Accessibility issues or difficulties with this website?
Call 919-962-2073 or email hchsadministration@unc.edu.

Prevalence of atrial fibrillation and association with clinical, sociocultural, and ancestral correlates among Hispanic/Latinos: The Hispanic Community Health Study/Study of Latinos.

TitlePrevalence of atrial fibrillation and association with clinical, sociocultural, and ancestral correlates among Hispanic/Latinos: The Hispanic Community Health Study/Study of Latinos.
Publication TypePublication
Year2019
AuthorsLinares JD, Jackson LR, Dawood FZ, Swett K, Benjamin EJ, Schneiderman N, Soliman EZ, Cai J, Alonso A, Wassertheil-Smoller S, Talavera GA, Daubert JP, Daviglus ML, Rodriguez CJ
JournalHeart Rhythm
Volume16
Issue5
Pagination686-693
Date Published2019 05
ISSN1556-3871
KeywordsAdolescent, Adult, Aged, Atrial Fibrillation, Female, Follow-Up Studies, Hispanic Americans, Humans, Male, Middle Aged, Prevalence, Prospective Studies, Public Health, Risk Assessment, Risk Factors, United States, Young Adult
Abstract

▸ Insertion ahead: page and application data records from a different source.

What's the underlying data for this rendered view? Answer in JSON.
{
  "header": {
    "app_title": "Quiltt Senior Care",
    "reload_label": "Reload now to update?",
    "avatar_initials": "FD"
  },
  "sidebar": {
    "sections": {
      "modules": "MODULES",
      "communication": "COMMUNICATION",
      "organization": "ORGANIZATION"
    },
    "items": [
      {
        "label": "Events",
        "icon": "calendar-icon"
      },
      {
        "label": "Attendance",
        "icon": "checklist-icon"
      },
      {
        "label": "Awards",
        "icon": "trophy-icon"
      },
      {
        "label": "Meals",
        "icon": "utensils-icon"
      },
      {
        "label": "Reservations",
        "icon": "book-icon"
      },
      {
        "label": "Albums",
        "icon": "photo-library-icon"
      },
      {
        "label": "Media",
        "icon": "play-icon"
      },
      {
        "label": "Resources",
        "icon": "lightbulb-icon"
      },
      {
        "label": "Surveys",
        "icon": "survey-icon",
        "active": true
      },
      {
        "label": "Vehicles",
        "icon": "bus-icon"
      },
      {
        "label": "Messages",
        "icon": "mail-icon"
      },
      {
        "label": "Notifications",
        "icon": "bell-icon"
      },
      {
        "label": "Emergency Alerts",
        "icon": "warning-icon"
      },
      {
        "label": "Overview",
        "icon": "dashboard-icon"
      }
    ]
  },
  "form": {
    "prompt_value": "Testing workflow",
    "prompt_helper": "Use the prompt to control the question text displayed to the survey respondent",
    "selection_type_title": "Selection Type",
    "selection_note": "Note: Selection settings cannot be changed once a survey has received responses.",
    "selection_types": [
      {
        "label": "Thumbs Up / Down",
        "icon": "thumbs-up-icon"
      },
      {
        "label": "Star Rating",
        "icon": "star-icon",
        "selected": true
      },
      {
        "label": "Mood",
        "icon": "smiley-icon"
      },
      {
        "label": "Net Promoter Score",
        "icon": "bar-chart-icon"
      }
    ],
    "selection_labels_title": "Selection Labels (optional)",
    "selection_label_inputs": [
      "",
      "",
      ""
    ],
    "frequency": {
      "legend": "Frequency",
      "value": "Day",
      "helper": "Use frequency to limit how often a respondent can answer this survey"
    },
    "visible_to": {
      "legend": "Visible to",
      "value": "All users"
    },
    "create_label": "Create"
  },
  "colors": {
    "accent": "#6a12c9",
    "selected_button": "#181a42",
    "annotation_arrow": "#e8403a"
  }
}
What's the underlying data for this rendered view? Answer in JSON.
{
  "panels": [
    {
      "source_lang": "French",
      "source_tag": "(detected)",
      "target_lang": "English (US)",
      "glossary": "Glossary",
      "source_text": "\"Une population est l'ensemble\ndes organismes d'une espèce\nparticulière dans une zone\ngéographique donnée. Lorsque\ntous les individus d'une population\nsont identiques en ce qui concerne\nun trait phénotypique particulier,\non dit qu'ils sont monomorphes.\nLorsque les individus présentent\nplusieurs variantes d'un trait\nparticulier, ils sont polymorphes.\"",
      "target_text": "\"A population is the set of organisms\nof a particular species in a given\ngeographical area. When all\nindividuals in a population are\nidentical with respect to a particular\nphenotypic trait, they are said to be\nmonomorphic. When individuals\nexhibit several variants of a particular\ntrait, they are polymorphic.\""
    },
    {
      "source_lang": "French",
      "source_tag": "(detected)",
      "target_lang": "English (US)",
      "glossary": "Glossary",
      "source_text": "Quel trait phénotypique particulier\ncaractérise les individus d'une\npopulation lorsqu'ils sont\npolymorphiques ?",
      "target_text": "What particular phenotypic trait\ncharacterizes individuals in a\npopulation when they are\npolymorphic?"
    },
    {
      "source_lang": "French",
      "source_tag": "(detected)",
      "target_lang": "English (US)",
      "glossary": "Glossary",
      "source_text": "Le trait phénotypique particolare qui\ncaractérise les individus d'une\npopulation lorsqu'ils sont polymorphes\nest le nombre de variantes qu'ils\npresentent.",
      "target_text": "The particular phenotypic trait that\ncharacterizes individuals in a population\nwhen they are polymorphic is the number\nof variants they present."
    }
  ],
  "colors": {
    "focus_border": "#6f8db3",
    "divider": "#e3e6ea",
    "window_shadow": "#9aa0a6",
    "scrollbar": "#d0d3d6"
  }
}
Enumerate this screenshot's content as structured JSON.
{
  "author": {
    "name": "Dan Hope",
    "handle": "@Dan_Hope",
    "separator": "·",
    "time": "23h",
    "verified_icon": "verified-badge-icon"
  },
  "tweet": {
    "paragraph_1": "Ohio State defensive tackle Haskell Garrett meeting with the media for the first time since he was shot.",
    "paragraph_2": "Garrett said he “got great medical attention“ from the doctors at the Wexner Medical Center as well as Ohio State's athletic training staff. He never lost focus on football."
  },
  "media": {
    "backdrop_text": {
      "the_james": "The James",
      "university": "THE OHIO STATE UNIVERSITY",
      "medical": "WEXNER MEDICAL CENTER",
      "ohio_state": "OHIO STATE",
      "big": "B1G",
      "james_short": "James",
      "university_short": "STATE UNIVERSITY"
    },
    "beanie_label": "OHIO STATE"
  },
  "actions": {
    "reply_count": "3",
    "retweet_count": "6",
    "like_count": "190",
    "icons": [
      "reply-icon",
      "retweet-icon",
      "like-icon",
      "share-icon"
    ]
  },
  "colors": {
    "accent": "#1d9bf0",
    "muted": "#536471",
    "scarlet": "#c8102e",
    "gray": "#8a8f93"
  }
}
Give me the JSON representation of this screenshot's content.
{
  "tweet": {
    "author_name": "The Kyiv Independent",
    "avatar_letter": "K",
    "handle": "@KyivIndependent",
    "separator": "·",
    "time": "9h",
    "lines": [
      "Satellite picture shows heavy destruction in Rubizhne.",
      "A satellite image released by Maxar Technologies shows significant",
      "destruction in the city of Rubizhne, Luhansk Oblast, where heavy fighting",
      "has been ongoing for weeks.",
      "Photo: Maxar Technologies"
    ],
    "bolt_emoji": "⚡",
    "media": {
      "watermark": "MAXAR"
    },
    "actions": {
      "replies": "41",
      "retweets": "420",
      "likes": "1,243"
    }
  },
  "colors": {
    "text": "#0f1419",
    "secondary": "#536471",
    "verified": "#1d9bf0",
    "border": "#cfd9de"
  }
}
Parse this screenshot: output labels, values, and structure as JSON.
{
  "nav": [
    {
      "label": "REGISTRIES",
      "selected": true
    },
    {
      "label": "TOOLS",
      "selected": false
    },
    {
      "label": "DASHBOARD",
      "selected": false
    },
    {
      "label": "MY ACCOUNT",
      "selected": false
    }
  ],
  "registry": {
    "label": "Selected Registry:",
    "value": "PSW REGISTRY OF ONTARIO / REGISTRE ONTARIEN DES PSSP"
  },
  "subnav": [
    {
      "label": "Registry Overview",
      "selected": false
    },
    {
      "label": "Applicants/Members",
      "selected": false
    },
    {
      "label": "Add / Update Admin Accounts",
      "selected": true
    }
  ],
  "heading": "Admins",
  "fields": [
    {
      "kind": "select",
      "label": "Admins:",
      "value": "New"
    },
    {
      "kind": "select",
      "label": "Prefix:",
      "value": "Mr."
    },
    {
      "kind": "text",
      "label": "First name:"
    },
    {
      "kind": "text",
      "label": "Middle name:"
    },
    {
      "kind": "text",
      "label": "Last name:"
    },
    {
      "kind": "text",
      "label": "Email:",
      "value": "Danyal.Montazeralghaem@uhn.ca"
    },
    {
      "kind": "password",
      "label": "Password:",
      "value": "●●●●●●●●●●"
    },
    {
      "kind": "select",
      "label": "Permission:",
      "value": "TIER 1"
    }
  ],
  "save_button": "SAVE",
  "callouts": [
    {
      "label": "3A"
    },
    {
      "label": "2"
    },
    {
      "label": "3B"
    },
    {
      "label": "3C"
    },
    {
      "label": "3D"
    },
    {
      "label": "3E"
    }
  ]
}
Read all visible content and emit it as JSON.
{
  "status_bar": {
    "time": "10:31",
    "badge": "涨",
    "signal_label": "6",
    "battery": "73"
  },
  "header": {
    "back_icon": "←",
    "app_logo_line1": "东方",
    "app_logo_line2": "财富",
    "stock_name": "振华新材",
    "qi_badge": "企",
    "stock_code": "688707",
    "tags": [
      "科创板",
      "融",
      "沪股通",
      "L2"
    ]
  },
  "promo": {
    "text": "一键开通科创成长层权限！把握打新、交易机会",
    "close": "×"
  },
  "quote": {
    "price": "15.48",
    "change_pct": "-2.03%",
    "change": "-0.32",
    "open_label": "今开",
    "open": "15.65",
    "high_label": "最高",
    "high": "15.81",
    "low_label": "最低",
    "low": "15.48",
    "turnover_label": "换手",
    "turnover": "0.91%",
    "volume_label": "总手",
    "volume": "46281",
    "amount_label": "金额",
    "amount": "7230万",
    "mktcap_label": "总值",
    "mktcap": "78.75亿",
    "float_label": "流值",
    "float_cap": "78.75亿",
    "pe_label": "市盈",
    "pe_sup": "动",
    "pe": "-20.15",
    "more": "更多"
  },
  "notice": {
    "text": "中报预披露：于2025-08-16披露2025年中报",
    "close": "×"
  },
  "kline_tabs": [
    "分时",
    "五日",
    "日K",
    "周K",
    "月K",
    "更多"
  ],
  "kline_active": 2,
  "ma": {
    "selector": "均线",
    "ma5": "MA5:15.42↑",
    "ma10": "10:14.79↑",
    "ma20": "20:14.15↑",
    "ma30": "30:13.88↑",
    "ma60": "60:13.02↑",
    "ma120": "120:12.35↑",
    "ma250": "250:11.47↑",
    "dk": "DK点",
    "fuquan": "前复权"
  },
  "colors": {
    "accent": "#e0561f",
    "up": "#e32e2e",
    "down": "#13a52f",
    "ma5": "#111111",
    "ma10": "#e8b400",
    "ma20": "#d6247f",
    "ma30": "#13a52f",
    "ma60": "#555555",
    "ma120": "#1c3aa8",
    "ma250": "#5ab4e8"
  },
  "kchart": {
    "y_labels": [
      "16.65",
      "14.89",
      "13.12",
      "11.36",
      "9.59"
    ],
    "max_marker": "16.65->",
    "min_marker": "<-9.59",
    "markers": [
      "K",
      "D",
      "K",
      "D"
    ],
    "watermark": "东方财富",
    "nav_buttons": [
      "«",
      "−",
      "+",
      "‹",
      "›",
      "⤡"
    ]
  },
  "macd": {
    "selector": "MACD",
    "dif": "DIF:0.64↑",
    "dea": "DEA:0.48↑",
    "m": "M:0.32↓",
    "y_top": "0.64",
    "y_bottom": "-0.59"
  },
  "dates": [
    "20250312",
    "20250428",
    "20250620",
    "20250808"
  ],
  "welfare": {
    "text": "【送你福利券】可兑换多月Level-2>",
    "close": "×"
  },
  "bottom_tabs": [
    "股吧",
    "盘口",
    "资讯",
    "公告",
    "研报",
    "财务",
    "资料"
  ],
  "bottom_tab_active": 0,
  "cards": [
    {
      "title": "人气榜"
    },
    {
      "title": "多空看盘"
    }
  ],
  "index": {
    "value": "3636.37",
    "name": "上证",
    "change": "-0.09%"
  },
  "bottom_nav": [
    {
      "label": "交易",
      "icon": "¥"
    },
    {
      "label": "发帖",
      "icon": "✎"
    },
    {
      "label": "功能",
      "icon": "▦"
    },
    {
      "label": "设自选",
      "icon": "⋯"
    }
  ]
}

BACKGROUND: Hispanics/Latinos represent the largest ethnic minority group in the United States. Atrial fibrillation (AF) is the most common cardiac arrhythmia in the United States.OBJECTIVE: The purpose of this study was to provide data on the prevalence of AF and its correlates in a representative Hispanic/Latino population-based sample inclusive of all background groups.METHODS: Hispanic Community Health Study/Study of Latinos participants (n=16,415; 60% women; 59% age >45 years) were enrolled between March 2008 and June 2011, representing individuals of Cuban, Dominican, Mexican, Puerto Rican, Central American, and South American heritage. AF was defined by the 12-lead electrocardiogram and/or participant self-report of a physician diagnosis. Hispanic background-specific AF prevalence rates were determined. Weighted sequential logistic regression models were adjusted for demographic factors (age and sex) and clinical variables (diabetes, hypertension, body mass index, tobacco use, and estimated glomerular filtration rate).RESULTS: The overall weighted prevalence of AF was 1.0% (n=162), with the highest prevalence in Hispanics of Dominican and Puerto Rican backgrounds (1.9% and 2.5% respectively) and the lowest in those of Mexican background (0.3%). Diabetes, hypertension, renal disease, left ventricular hypertrophy determined by the electrocardiogram, alcohol use, and English language preference (greater acculturation) (P < .01 for all) were significantly associated with higher AF prevalence. Multivariate analysis by Hispanic/Latino background group showed that Hispanics of Dominican and Puerto Rican backgrounds were at a 3- to 6-fold higher risk of AF than their Mexican counterparts.CONCLUSION: In a diverse representative population of Hispanics/Latinos, overall AF prevalence was low and varied significantly across Hispanic/Latino background groups independent of clinical or demographic factors.

DOI10.1016/j.hrthm.2018.11.033
Alternate JournalHeart Rhythm
PubMed ID31036248
PubMed Central IDPMC7603898
Grant ListR56 HL104199 / HL / NHLBI NIH HHS / United States
R01 HL104199 / HL / NHLBI NIH HHS / United States
16EIA26410001 / AHA / American Heart Association-American Stroke Association / United States
N01HC65236 / HL / NHLBI NIH HHS / United States
N01HC65235 / HL / NHLBI NIH HHS / United States
N01HC65234 / HL / NHLBI NIH HHS / United States
T32 HL125294 / HL / NHLBI NIH HHS / United States
N01HC65233 / HL / NHLBI NIH HHS / United States
N01HC65237 / HL / NHLBI NIH HHS / United States
MS#: 
0304
Manuscript Lead/Corresponding Author Affiliation: 
Field Center: Bronx (Einstein College of Medicine)
ECI: 
Yes
Manuscript Status: 
Published